** Opening Recorded data block **

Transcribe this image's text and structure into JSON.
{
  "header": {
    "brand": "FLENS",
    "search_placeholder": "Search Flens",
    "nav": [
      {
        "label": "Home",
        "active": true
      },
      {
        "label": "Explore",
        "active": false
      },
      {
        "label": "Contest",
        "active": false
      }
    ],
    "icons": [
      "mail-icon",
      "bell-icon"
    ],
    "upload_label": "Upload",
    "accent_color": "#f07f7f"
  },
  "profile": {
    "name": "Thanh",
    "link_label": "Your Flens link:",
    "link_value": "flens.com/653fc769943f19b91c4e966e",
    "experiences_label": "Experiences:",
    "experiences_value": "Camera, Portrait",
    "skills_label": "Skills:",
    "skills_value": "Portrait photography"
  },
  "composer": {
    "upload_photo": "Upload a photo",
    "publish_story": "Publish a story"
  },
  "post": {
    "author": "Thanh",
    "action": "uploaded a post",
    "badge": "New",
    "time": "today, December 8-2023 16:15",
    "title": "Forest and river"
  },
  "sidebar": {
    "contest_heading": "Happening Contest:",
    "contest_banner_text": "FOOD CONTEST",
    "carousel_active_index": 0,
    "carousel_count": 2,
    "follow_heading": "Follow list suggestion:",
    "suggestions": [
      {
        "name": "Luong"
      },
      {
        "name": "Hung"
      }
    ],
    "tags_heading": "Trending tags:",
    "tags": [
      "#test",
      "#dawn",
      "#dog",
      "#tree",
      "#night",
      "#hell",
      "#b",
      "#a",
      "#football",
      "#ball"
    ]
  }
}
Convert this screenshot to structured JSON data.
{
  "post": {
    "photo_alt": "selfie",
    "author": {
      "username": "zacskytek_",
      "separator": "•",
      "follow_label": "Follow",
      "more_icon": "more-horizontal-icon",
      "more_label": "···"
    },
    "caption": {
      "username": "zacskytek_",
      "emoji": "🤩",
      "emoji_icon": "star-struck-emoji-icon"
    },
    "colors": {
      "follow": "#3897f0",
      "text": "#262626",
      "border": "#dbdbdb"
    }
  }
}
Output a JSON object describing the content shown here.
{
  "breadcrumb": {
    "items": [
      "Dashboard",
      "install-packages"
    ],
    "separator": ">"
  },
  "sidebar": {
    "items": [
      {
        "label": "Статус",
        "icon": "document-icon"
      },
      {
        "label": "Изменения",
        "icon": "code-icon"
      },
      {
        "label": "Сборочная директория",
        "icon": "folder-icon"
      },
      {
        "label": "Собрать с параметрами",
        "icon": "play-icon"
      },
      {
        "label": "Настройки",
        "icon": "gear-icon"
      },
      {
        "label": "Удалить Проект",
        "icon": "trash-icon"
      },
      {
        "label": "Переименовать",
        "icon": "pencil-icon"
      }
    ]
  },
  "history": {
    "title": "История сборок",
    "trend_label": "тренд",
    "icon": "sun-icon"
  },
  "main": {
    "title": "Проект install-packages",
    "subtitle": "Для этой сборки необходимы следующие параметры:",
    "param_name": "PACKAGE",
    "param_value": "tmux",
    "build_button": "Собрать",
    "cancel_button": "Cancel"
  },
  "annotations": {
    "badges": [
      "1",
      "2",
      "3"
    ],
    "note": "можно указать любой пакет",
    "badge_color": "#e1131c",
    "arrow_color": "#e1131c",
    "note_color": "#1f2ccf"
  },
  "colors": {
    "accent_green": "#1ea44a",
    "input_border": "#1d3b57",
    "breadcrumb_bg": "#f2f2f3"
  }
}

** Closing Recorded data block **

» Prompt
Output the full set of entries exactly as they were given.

» Task result
Transcribe this image's text and structure into JSON.
{
  "header": {
    "brand": "FLENS",
    "search_placeholder": "Search Flens",
    "nav": [
      {
        "label": "Home",
        "active": true
      },
      {
        "label": "Explore",
        "active": false
      },
      {
        "label": "Contest",
        "active": false
      }
    ],
    "icons": [
      "mail-icon",
      "bell-icon"
    ],
    "upload_label": "Upload",
    "accent_color": "#f07f7f"
  },
  "profile": {
    "name": "Thanh",
    "link_label": "Your Flens link:",
    "link_value": "flens.com/653fc769943f19b91c4e966e",
    "experiences_label": "Experiences:",
    "experiences_value": "Camera, Portrait",
    "skills_label": "Skills:",
    "skills_value": "Portrait photography"
  },
  "composer": {
    "upload_photo": "Upload a photo",
    "publish_story": "Publish a story"
  },
  "post": {
    "author": "Thanh",
    "action": "uploaded a post",
    "badge": "New",
    "time": "today, December 8-2023 16:15",
    "title": "Forest and river"
  },
  "sidebar": {
    "contest_heading": "Happening Contest:",
    "contest_banner_text": "FOOD CONTEST",
    "carousel_active_index": 0,
    "carousel_count": 2,
    "follow_heading": "Follow list suggestion:",
    "suggestions": [
      {
        "name": "Luong"
      },
      {
        "name": "Hung"
      }
    ],
    "tags_heading": "Trending tags:",
    "tags": [
      "#test",
      "#dawn",
      "#dog",
      "#tree",
      "#night",
      "#hell",
      "#b",
      "#a",
      "#football",
      "#ball"
    ]
  }
}
Convert this screenshot to structured JSON data.
{
  "post": {
    "photo_alt": "selfie",
    "author": {
      "username": "zacskytek_",
      "separator": "•",
      "follow_label": "Follow",
      "more_icon": "more-horizontal-icon",
      "more_label": "···"
    },
    "caption": {
      "username": "zacskytek_",
      "emoji": "🤩",
      "emoji_icon": "star-struck-emoji-icon"
    },
    "colors": {
      "follow": "#3897f0",
      "text": "#262626",
      "border": "#dbdbdb"
    }
  }
}
Output a JSON object describing the content shown here.
{
  "breadcrumb": {
    "items": [
      "Dashboard",
      "install-packages"
    ],
    "separator": ">"
  },
  "sidebar": {
    "items": [
      {
        "label": "Статус",
        "icon": "document-icon"
      },
      {
        "label": "Изменения",
        "icon": "code-icon"
      },
      {
        "label": "Сборочная директория",
        "icon": "folder-icon"
      },
      {
        "label": "Собрать с параметрами",
        "icon": "play-icon"
      },
      {
        "label": "Настройки",
        "icon": "gear-icon"
      },
      {
        "label": "Удалить Проект",
        "icon": "trash-icon"
      },
      {
        "label": "Переименовать",
        "icon": "pencil-icon"
      }
    ]
  },
  "history": {
    "title": "История сборок",
    "trend_label": "тренд",
    "icon": "sun-icon"
  },
  "main": {
    "title": "Проект install-packages",
    "subtitle": "Для этой сборки необходимы следующие параметры:",
    "param_name": "PACKAGE",
    "param_value": "tmux",
    "build_button": "Собрать",
    "cancel_button": "Cancel"
  },
  "annotations": {
    "badges": [
      "1",
      "2",
      "3"
    ],
    "note": "можно указать любой пакет",
    "badge_color": "#e1131c",
    "arrow_color": "#e1131c",
    "note_color": "#1f2ccf"
  },
  "colors": {
    "accent_green": "#1ea44a",
    "input_border": "#1d3b57",
    "breadcrumb_bg": "#f2f2f3"
  }
}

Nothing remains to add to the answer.